When a hospital establishes its contract with the insurance company in addition to negotiating the reimbursement rates it will also establish parameters around what can be audited and how the hospital can respond to that audit. Insurance companies will then audit certain groups of claims based upon these parameters.

Insurance company audits also differ from government audits in that government audits are based upon laws and regulations, where as reimbursement contracts can be negotiated between the hospital and insurance providers.


Healthcare audits vs. claims denials

In the world of audits, the hospital has already been reimbursed and auditors are searching for misaligned reimbursements indicating overpayment or underpayment of claims. But denials are a different ballgame. Audits and denials are related, but the concepts have several key differences.

First, while audits look at groups of cases, denials are on a claim-by-claim basis, not a group. Second, audits take place after the hospital has already been reimbursed. Denials mean the insurance company never paid in the first place and the hospital never saw the revenue. A denial can also be generally defined as the audit result while the audit is the initial examination.

While denials do not come into play with internal audits, they exist across the entire external side of healthcare audits. Insurance companies review and deny claims for several reasons. When a denial occurs, the hospital must go through the denial appeal process to receive reimbursement.

How do hospitals handle healthcare audits?

Traditionally, audits and denials are often complex, involving stacks of meticulously gathered paperwork painstakingly submitted to an outside agency. It’s a balance of keeping up with deadlines while ensuring accuracy in file submission.

Because of the complexities, it’s understandable that teams tasked with handling audit response are focused mainly on handling short-term responsibilities. This gets the job done, but at the cost of overlooking the ideal long term goal: better, more efficient management of audits and denials. Providers should focus on creating a large-scale system dedicated to improved audit and denials management. All teams should work on the same system and be trained in best practices for faster workflows and low rate of error.

The best healthcare audit tools

Oftentimes the best solution for this problem is software-based, providing configurable tools your team can use to bring all audit response workflows into one database. An ideal software should have the following characteristics:

  • Automation: Manual tools are subject to human error and require tedious data entry tasks. An integrated system designed for automation eliminates the need for manual process.
  • Standardized workflows: The software should be customizable to your hospital’s technical capability and internal audit and denials process. When it comes to health system audit management, there is no
  • Real-time work lists: Team members should know who is assigned to work on which task and when.

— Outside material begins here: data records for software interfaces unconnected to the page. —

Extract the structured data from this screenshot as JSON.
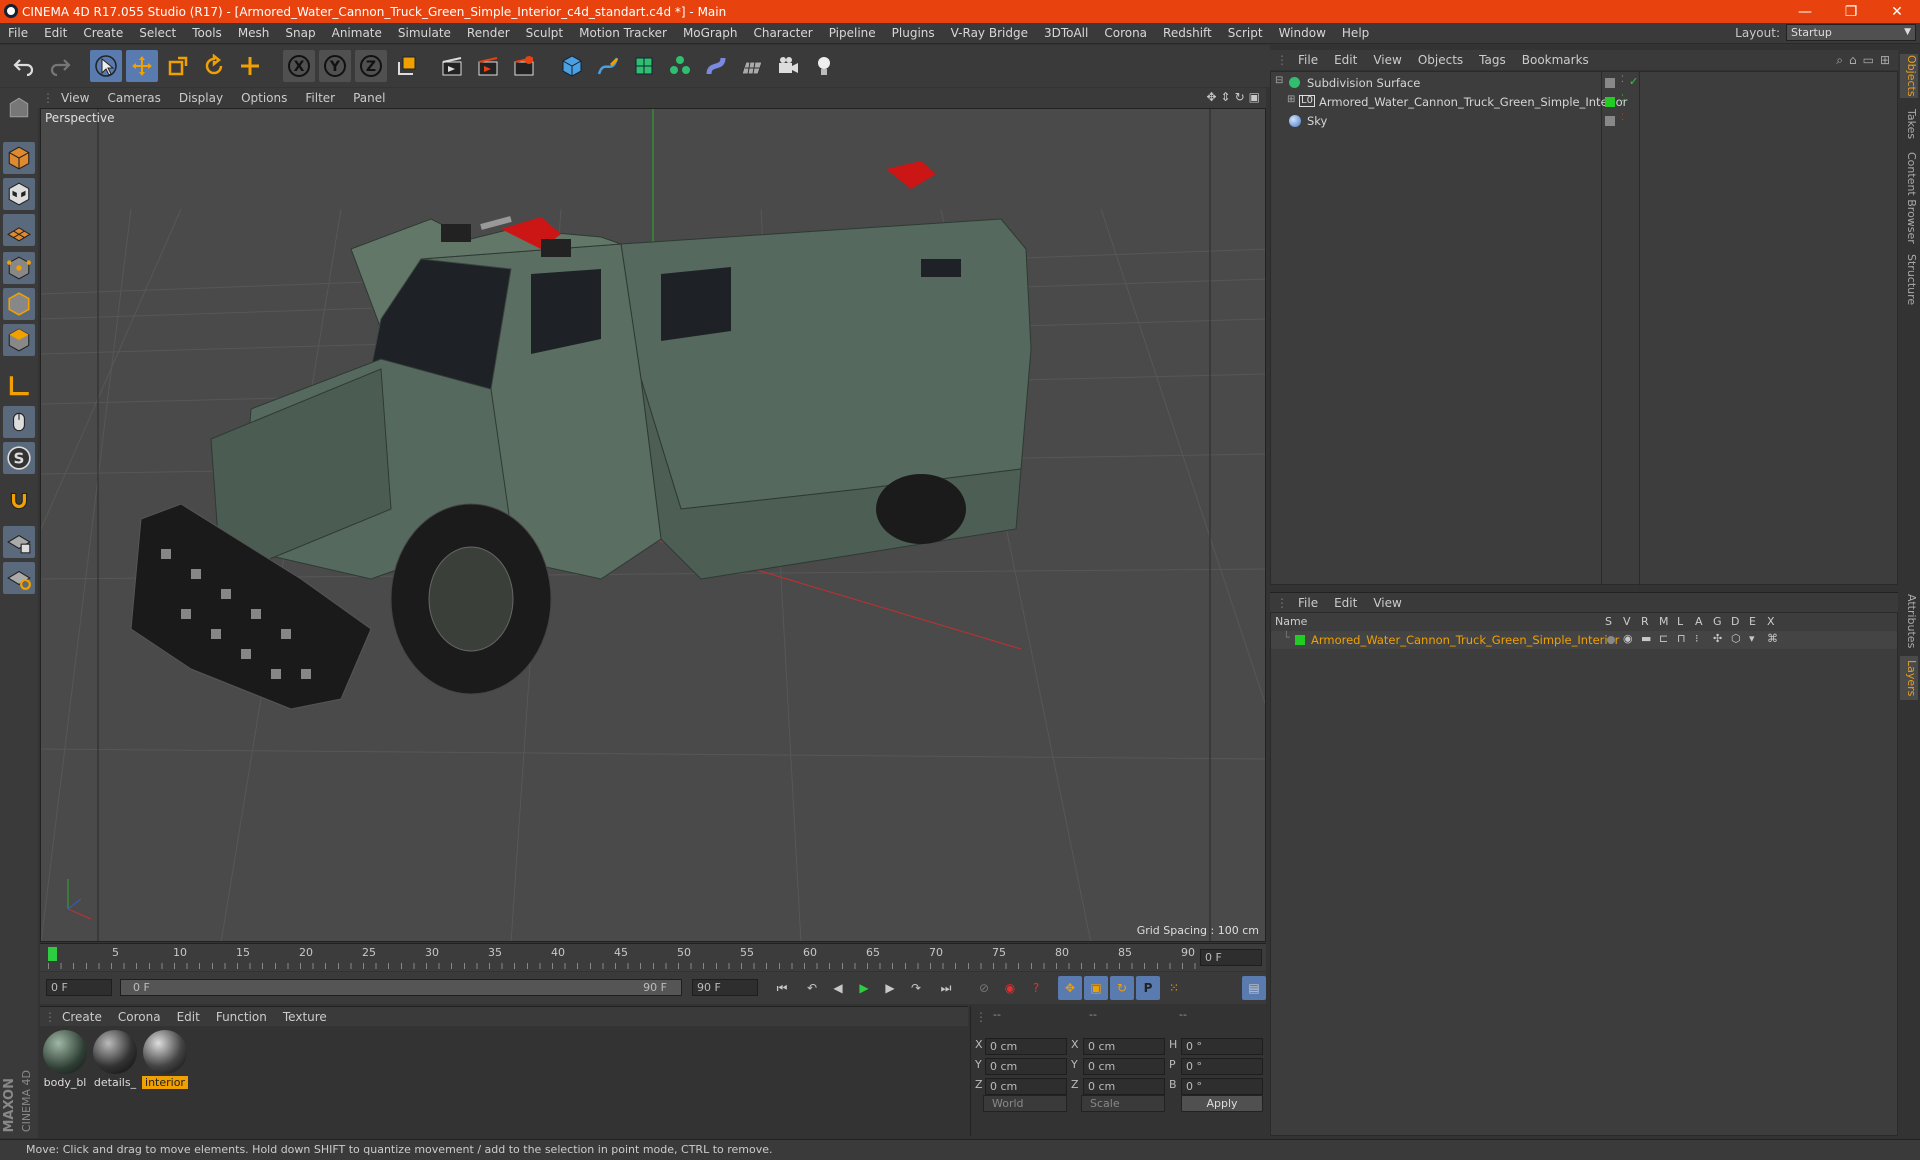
{
  "window": {
    "title": "CINEMA 4D R17.055 Studio (R17) - [Armored_Water_Cannon_Truck_Green_Simple_Interior_c4d_standart.c4d *] - Main",
    "minimize": "—",
    "restore": "❐",
    "close": "✕"
  },
  "menu": [
    "File",
    "Edit",
    "Create",
    "Select",
    "Tools",
    "Mesh",
    "Snap",
    "Animate",
    "Simulate",
    "Render",
    "Sculpt",
    "Motion Tracker",
    "MoGraph",
    "Character",
    "Pipeline",
    "Plugins",
    "V-Ray Bridge",
    "3DToAll",
    "Corona",
    "Redshift",
    "Script",
    "Window",
    "Help"
  ],
  "layout": {
    "label": "Layout:",
    "value": "Startup"
  },
  "viewport": {
    "menu": [
      "View",
      "Cameras",
      "Display",
      "Options",
      "Filter",
      "Panel"
    ],
    "label": "Perspective",
    "grid_spacing": "Grid Spacing : 100 cm"
  },
  "timeline": {
    "ticks": [
      "0",
      "5",
      "10",
      "15",
      "20",
      "25",
      "30",
      "35",
      "40",
      "45",
      "50",
      "55",
      "60",
      "65",
      "70",
      "75",
      "80",
      "85",
      "90"
    ],
    "current_frame": "0 F",
    "start_field": "0 F",
    "range_start": "0 F",
    "range_end": "90 F",
    "end_field": "90 F"
  },
  "materials": {
    "menu": [
      "Create",
      "Corona",
      "Edit",
      "Function",
      "Texture"
    ],
    "items": [
      {
        "label": "body_bl",
        "active": false
      },
      {
        "label": "details_",
        "active": false
      },
      {
        "label": "interior",
        "active": true
      }
    ]
  },
  "coords": {
    "headers": [
      "--",
      "--",
      "--"
    ],
    "rows": [
      {
        "a": "X",
        "v1": "0 cm",
        "b": "X",
        "v2": "0 cm",
        "c": "H",
        "v3": "0 °"
      },
      {
        "a": "Y",
        "v1": "0 cm",
        "b": "Y",
        "v2": "0 cm",
        "c": "P",
        "v3": "0 °"
      },
      {
        "a": "Z",
        "v1": "0 cm",
        "b": "Z",
        "v2": "0 cm",
        "c": "B",
        "v3": "0 °"
      }
    ],
    "world": "World",
    "scale": "Scale",
    "apply": "Apply"
  },
  "objects": {
    "menu": [
      "File",
      "Edit",
      "View",
      "Objects",
      "Tags",
      "Bookmarks"
    ],
    "rows": [
      {
        "name": "Subdivision Surface",
        "icon": "subdivision-icon"
      },
      {
        "name": "Armored_Water_Cannon_Truck_Green_Simple_Interior",
        "icon": "null-icon"
      },
      {
        "name": "Sky",
        "icon": "sky-icon"
      }
    ]
  },
  "layers": {
    "menu": [
      "File",
      "Edit",
      "View"
    ],
    "name_header": "Name",
    "flags": [
      "S",
      "V",
      "R",
      "M",
      "L",
      "A",
      "G",
      "D",
      "E",
      "X"
    ],
    "rows": [
      {
        "name": "Armored_Water_Cannon_Truck_Green_Simple_Interior"
      }
    ]
  },
  "right_tabs": [
    "Objects",
    "Takes",
    "Content Browser",
    "Structure",
    "Attributes",
    "Layers"
  ],
  "status": "Move: Click and drag to move elements. Hold down SHIFT to quantize movement / add to the selection in point mode, CTRL to remove.",
  "logo": {
    "maxon": "MAXON",
    "cinema": "CINEMA 4D"
  },
  "colors": {
    "accent": "#e8430f",
    "selection": "#5a7bb0",
    "active_material": "#f0a000",
    "layer_green": "#22cc22"
  }
}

This information should update in real time so team members can better meet deadlines, understand priorities and remain respectful of others’ workloads.
  • Data integrity: One of the main perks of software as a solution to audit management is greater confidence in data provided to outside auditors. Whereas data may need to be triple and even quadruple checked in past processes, a quality software will provide peace of mind that the right numbers are delivered to the right people, saving both time and effort.

Creating a single platform and unified, technology-based response to audit management may be the solution your hospital system has been searching for. No matter which type of healthcare audit your team is up against, you will be better prepared to respond quickly and accurately with the right tools under your belt.

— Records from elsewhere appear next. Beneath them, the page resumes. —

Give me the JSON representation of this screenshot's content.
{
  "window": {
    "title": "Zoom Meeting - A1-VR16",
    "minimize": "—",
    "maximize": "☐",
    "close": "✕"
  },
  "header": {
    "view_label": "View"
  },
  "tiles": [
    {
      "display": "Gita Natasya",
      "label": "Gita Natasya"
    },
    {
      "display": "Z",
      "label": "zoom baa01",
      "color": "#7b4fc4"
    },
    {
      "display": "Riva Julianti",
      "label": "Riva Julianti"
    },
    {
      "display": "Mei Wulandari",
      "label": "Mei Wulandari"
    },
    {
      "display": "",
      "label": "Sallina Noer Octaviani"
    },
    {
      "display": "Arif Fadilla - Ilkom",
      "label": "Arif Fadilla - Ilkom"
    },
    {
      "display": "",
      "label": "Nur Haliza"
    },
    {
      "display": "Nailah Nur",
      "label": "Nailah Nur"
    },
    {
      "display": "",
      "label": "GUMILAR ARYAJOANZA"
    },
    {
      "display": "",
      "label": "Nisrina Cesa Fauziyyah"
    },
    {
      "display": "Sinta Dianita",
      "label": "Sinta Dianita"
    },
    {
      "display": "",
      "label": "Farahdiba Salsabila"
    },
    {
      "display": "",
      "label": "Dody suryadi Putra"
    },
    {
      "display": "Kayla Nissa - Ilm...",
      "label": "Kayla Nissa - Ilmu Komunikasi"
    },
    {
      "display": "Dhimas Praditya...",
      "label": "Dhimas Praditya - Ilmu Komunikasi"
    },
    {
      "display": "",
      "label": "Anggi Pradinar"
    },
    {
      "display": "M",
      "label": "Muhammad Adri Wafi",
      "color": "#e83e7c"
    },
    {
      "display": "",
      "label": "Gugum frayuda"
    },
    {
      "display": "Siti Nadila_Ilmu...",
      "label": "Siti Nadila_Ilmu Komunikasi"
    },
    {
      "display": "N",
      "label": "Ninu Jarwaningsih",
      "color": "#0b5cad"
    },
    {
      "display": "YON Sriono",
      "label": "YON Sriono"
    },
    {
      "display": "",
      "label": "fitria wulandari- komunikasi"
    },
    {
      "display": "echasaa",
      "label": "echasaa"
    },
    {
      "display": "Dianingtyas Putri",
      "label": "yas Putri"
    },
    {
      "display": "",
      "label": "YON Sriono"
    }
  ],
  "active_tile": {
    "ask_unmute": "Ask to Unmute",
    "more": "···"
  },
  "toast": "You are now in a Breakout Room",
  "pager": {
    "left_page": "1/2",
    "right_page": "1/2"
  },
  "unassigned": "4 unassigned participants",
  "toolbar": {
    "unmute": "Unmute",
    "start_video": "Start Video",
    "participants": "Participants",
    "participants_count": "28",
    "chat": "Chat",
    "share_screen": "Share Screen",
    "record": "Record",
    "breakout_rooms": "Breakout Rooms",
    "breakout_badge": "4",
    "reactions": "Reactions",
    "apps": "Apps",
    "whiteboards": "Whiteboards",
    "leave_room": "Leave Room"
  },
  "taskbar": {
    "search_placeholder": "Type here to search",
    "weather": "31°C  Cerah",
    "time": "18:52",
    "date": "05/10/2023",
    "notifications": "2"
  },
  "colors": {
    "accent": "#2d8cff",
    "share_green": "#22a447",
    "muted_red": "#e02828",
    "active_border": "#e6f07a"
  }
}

Blueway Tracker is a configurable software bringing a comprehensive audit management and response process under one department and one solution. Schedule your free software demo and an expert software specialist will show how Blueway Tracker can decrease your audit exposure and increase your productivity this year.

Click here to schedule your free software demo.